Osterholm: “We have to understand that, because of our lack of taking on these issues now, we’re transferring the very serious outcomes that will occur to our kids and grandkids.”
In his new book, “Deadliest Enemy: Our War Against Killer Germs,” Osterholm and his co-author, Mark Olshaker, describe — sometimes in frightening detail — just how vulnerable we are.
The agency said manufacturers had failed to prove such products — which have been on the market for more than 50 years — were either effective at preventing infections or safe to use.
Most of those unneeded prescriptions are being given for viral and other conditions that don’t respond to antibiotics, such as colds, flu and most coughs, sore throats, stuffy noses and ear infections.

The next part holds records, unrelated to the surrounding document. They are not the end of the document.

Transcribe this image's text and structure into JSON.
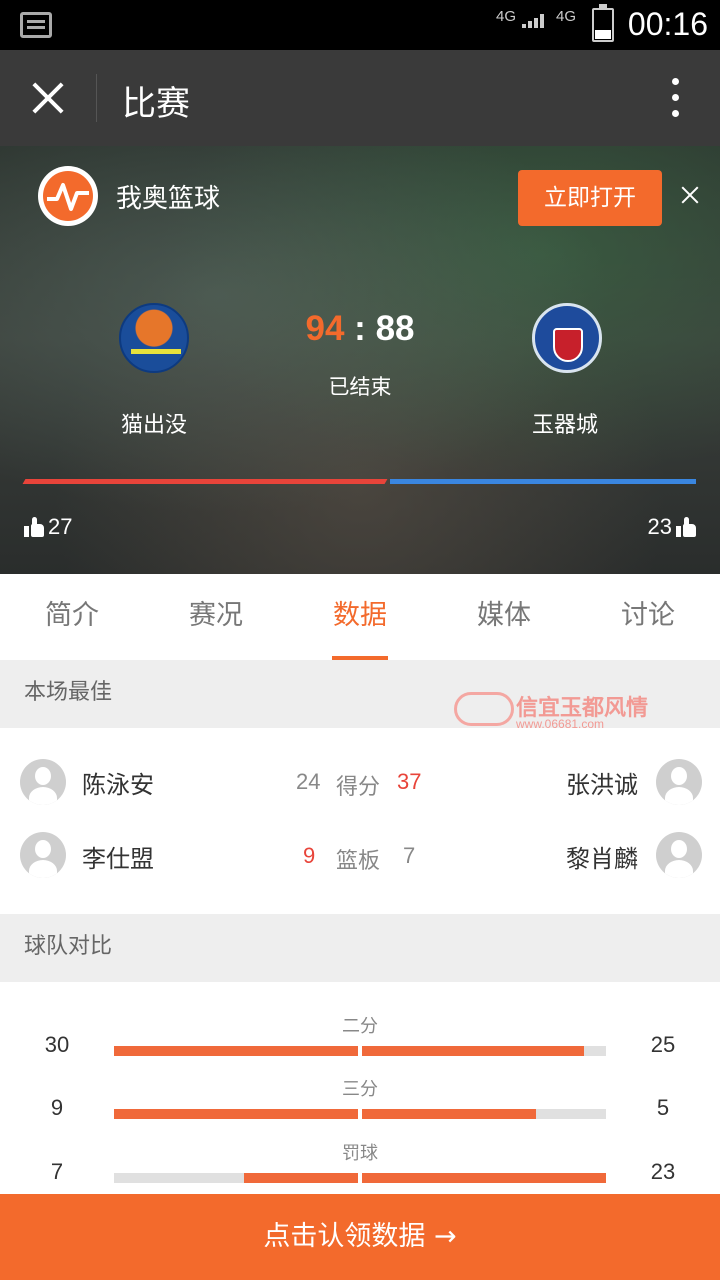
{
  "status_bar": {
    "time": "00:16",
    "network1": "4G",
    "network2": "4G"
  },
  "header": {
    "title": "比赛"
  },
  "banner": {
    "app_name": "我奥篮球",
    "open_label": "立即打开"
  },
  "match": {
    "home": {
      "name": "猫出没",
      "score": "94",
      "likes": "27"
    },
    "away": {
      "name": "玉器城",
      "score": "88",
      "likes": "23"
    },
    "separator": ":",
    "status": "已结束"
  },
  "tabs": [
    {
      "label": "简介"
    },
    {
      "label": "赛况"
    },
    {
      "label": "数据"
    },
    {
      "label": "媒体"
    },
    {
      "label": "讨论"
    }
  ],
  "active_tab": "数据",
  "best": {
    "title": "本场最佳",
    "rows": [
      {
        "home_player": "陈泳安",
        "home_value": "24",
        "label": "得分",
        "away_value": "37",
        "away_player": "张洪诚"
      },
      {
        "home_player": "李仕盟",
        "home_value": "9",
        "label": "篮板",
        "away_value": "7",
        "away_player": "黎肖麟"
      }
    ]
  },
  "watermark": {
    "line1": "信宜玉都风情",
    "line2": "www.06681.com"
  },
  "compare": {
    "title": "球队对比",
    "rows": [
      {
        "label": "二分",
        "home": 30,
        "away": 25
      },
      {
        "label": "三分",
        "home": 9,
        "away": 5
      },
      {
        "label": "罚球",
        "home": 7,
        "away": 23
      }
    ]
  },
  "cta": {
    "label": "点击认领数据 →"
  },
  "colors": {
    "accent": "#f36a2c",
    "home_bar": "#e8443a",
    "away_bar": "#3a86e0",
    "compare_fill": "#f0693a"
  }
}
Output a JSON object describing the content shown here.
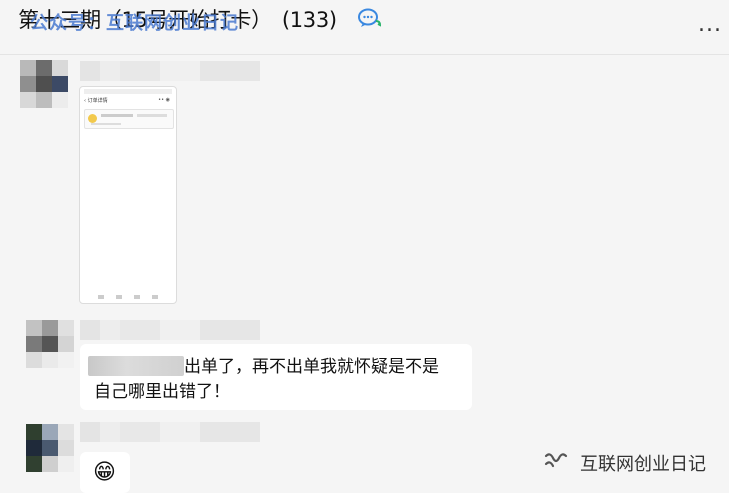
{
  "header": {
    "title": "第十三期（15号开始打卡）",
    "member_count": "(133)",
    "watermark": "公众号：互联网创业日记",
    "more_label": "..."
  },
  "messages": [
    {
      "type": "image",
      "description_alt": ""
    },
    {
      "type": "text",
      "text_line1": "出单了，再不出单我就怀疑是不是",
      "text_line2": "自己哪里出错了！"
    },
    {
      "type": "emoji",
      "emoji": "😁"
    }
  ],
  "brand": {
    "icon": "wechat-channel-icon",
    "text": "互联网创业日记"
  },
  "phone_screenshot": {
    "nav_title": "订单详情"
  },
  "colors": {
    "background": "#f5f5f5",
    "bubble": "#ffffff",
    "watermark": "#4a7ad0"
  }
}
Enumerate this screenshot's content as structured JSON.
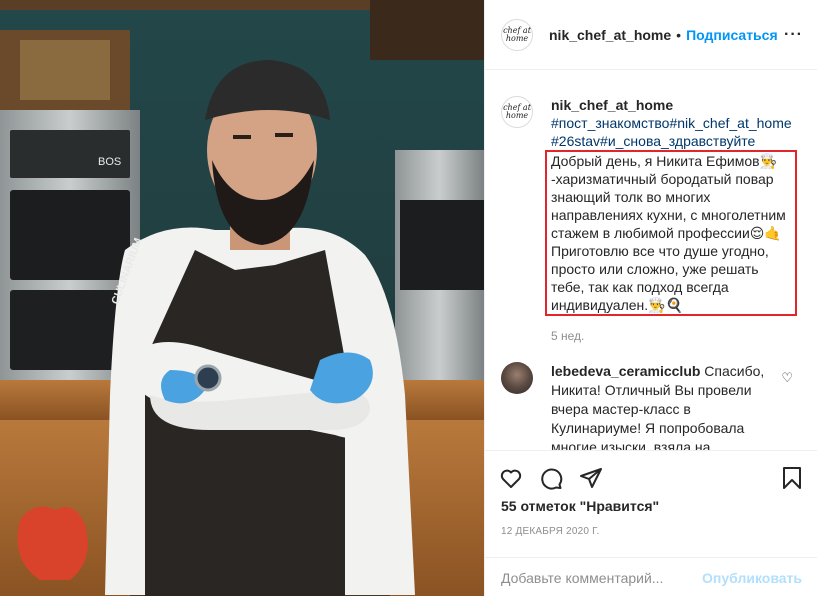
{
  "post": {
    "username": "nik_chef_at_home",
    "follow_label": "Подписаться",
    "dot": "•",
    "more_label": "···",
    "avatar_text": "chef at home",
    "hashtags_line1": "#пост_знакомство#nik_chef_at_home",
    "hashtags_line2": "#26stav#и_снова_здравствуйте",
    "caption_lines": [
      "Добрый день, я Никита Ефимов👨‍🍳",
      "-харизматичный бородатый повар",
      "знающий толк во многих",
      "направлениях кухни, с многолетним",
      "стажем в любимой профессии😌🤙",
      "Приготовлю все что душе угодно,",
      "просто или сложно, уже решать",
      "тебе, так как подход всегда",
      "индивидуален.👨‍🍳🍳"
    ],
    "time_ago": "5 нед."
  },
  "comment": {
    "username": "lebedeva_ceramicclub",
    "text": " Спасибо, Никита! Отличный Вы провели вчера мастер-класс в Кулинариуме! Я попробовала многие изыски, взяла на"
  },
  "actions": {
    "likes": "55 отметок \"Нравится\"",
    "date": "12 ДЕКАБРЯ 2020 Г.",
    "comment_placeholder": "Добавьте комментарий...",
    "publish_label": "Опубликовать"
  },
  "photo": {
    "oven_display": "BOS",
    "brand_label": "CULINARIUM"
  },
  "colors": {
    "link": "#0095f6",
    "hashtag": "#00376b",
    "highlight_box": "#e0262a",
    "muted": "#8e8e8e"
  }
}
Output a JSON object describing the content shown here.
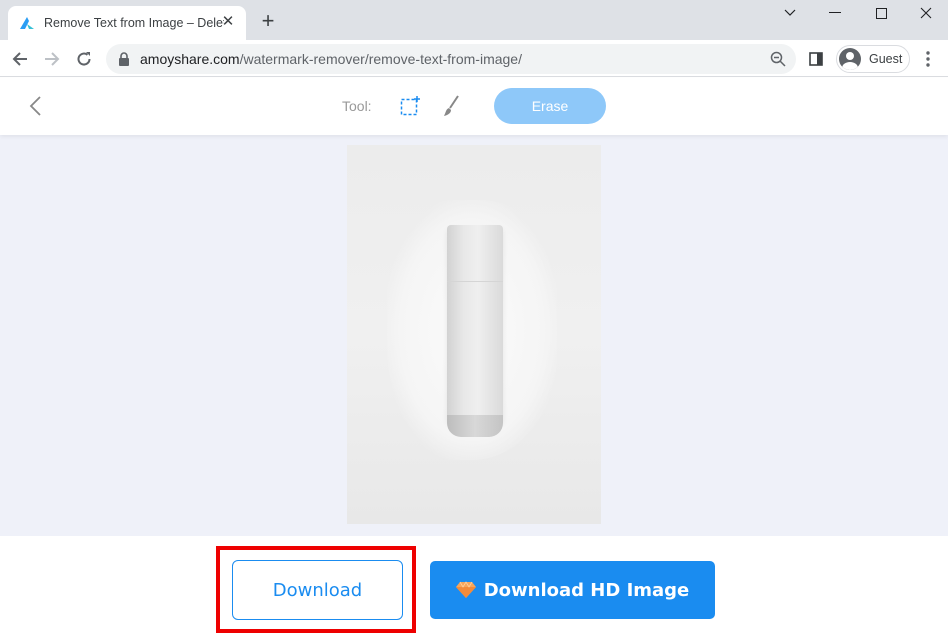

In the United States, more than 2 million people develop antibiotic-resistant infections each year, and a stunningly high number — 23,000 — die as a result. Children are the most vulnerable.
This week, as part of a new initiative, the magazine published the first of a three-part investigative series on the antibiotic crisis.
The overprescribing of antibiotics has been a significant contributor to the emergence of potentially antibiotic-resistant bacteria.
Two UCLA doctors and a medical student point out that hands are major vectors of infection and that Americans would be wise to consider other forms of greeting and bidding farewell.